Data section:
╭──

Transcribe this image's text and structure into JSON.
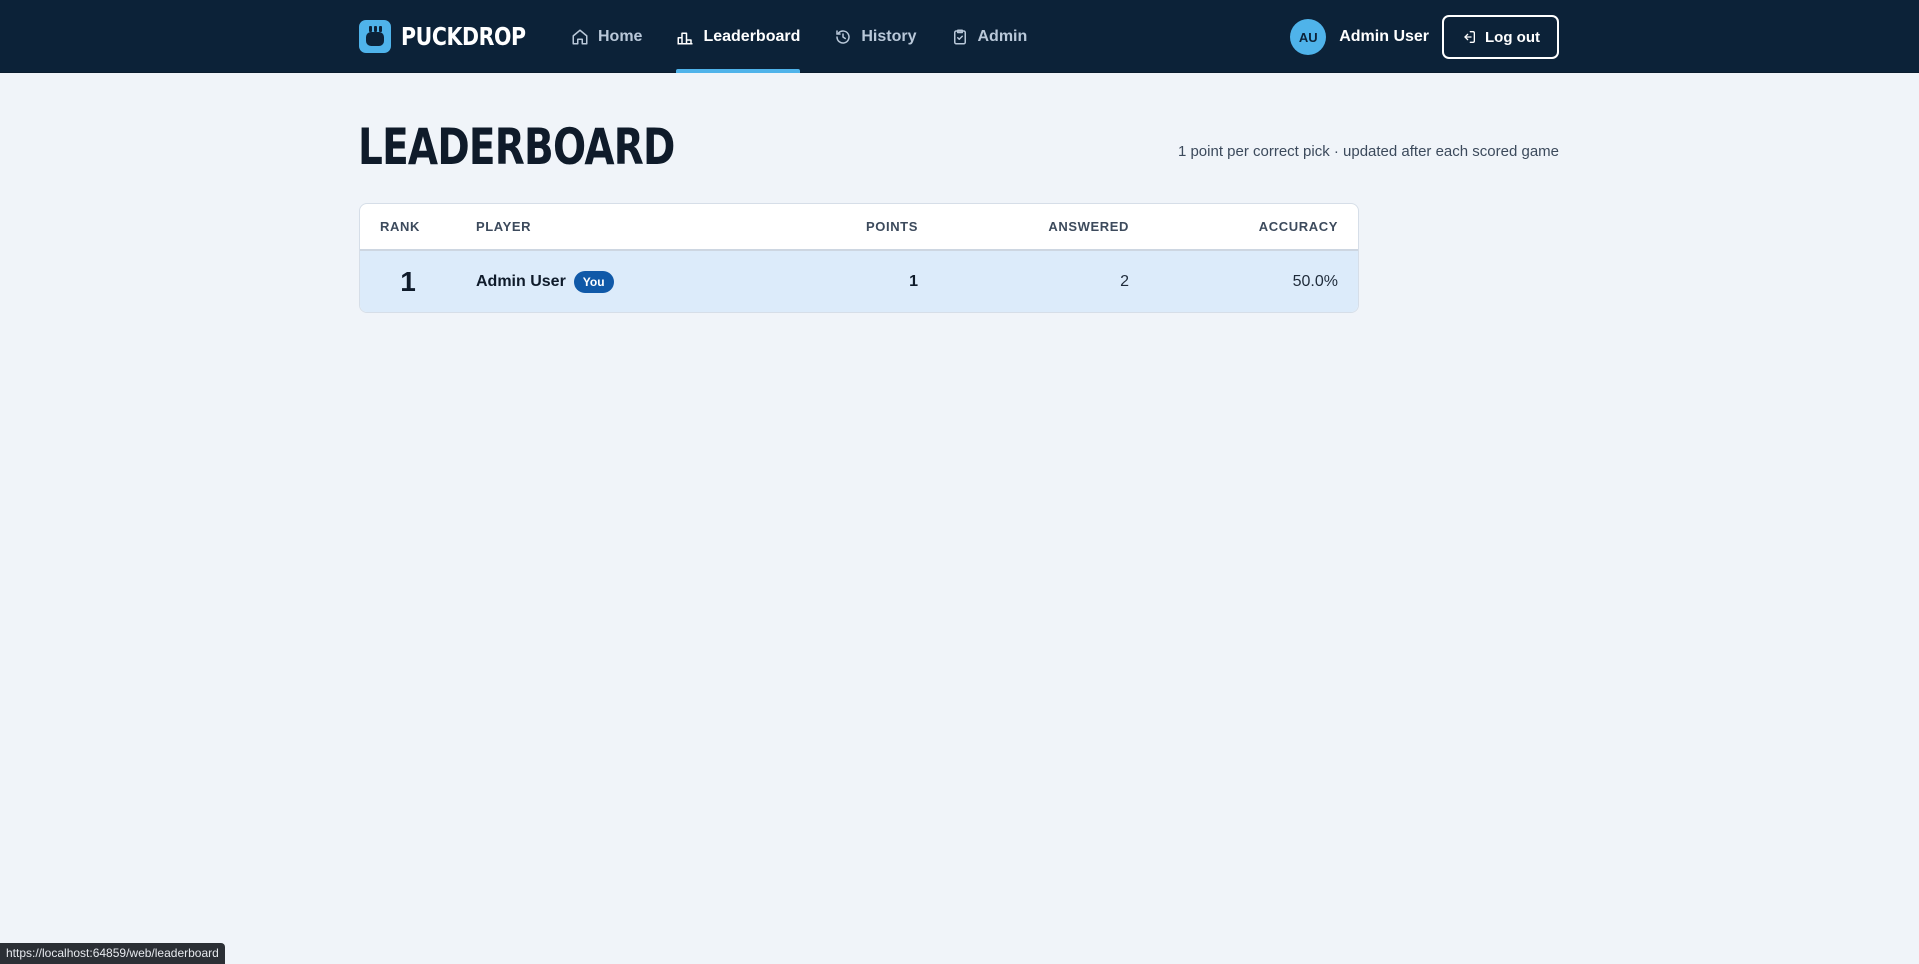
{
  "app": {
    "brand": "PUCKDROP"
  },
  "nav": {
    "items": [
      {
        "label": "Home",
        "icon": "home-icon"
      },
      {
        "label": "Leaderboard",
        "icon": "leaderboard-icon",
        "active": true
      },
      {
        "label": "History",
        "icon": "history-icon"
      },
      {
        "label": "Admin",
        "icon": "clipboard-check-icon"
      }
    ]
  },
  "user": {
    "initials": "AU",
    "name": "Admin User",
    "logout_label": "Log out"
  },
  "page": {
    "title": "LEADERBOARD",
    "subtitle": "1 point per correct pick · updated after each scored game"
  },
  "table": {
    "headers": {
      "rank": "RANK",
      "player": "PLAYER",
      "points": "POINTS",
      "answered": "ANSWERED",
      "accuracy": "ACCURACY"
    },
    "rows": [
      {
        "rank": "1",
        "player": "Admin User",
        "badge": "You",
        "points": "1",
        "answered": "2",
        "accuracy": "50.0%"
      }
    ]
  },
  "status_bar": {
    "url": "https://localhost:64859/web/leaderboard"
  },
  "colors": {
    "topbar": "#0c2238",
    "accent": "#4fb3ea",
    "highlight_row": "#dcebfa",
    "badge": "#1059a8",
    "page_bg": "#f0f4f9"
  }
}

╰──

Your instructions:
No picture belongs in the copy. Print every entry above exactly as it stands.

Task solution:
Transcribe this image's text and structure into JSON.
{
  "app": {
    "brand": "PUCKDROP"
  },
  "nav": {
    "items": [
      {
        "label": "Home",
        "icon": "home-icon"
      },
      {
        "label": "Leaderboard",
        "icon": "leaderboard-icon",
        "active": true
      },
      {
        "label": "History",
        "icon": "history-icon"
      },
      {
        "label": "Admin",
        "icon": "clipboard-check-icon"
      }
    ]
  },
  "user": {
    "initials": "AU",
    "name": "Admin User",
    "logout_label": "Log out"
  },
  "page": {
    "title": "LEADERBOARD",
    "subtitle": "1 point per correct pick · updated after each scored game"
  },
  "table": {
    "headers": {
      "rank": "RANK",
      "player": "PLAYER",
      "points": "POINTS",
      "answered": "ANSWERED",
      "accuracy": "ACCURACY"
    },
    "rows": [
      {
        "rank": "1",
        "player": "Admin User",
        "badge": "You",
        "points": "1",
        "answered": "2",
        "accuracy": "50.0%"
      }
    ]
  },
  "status_bar": {
    "url": "https://localhost:64859/web/leaderboard"
  },
  "colors": {
    "topbar": "#0c2238",
    "accent": "#4fb3ea",
    "highlight_row": "#dcebfa",
    "badge": "#1059a8",
    "page_bg": "#f0f4f9"
  }
}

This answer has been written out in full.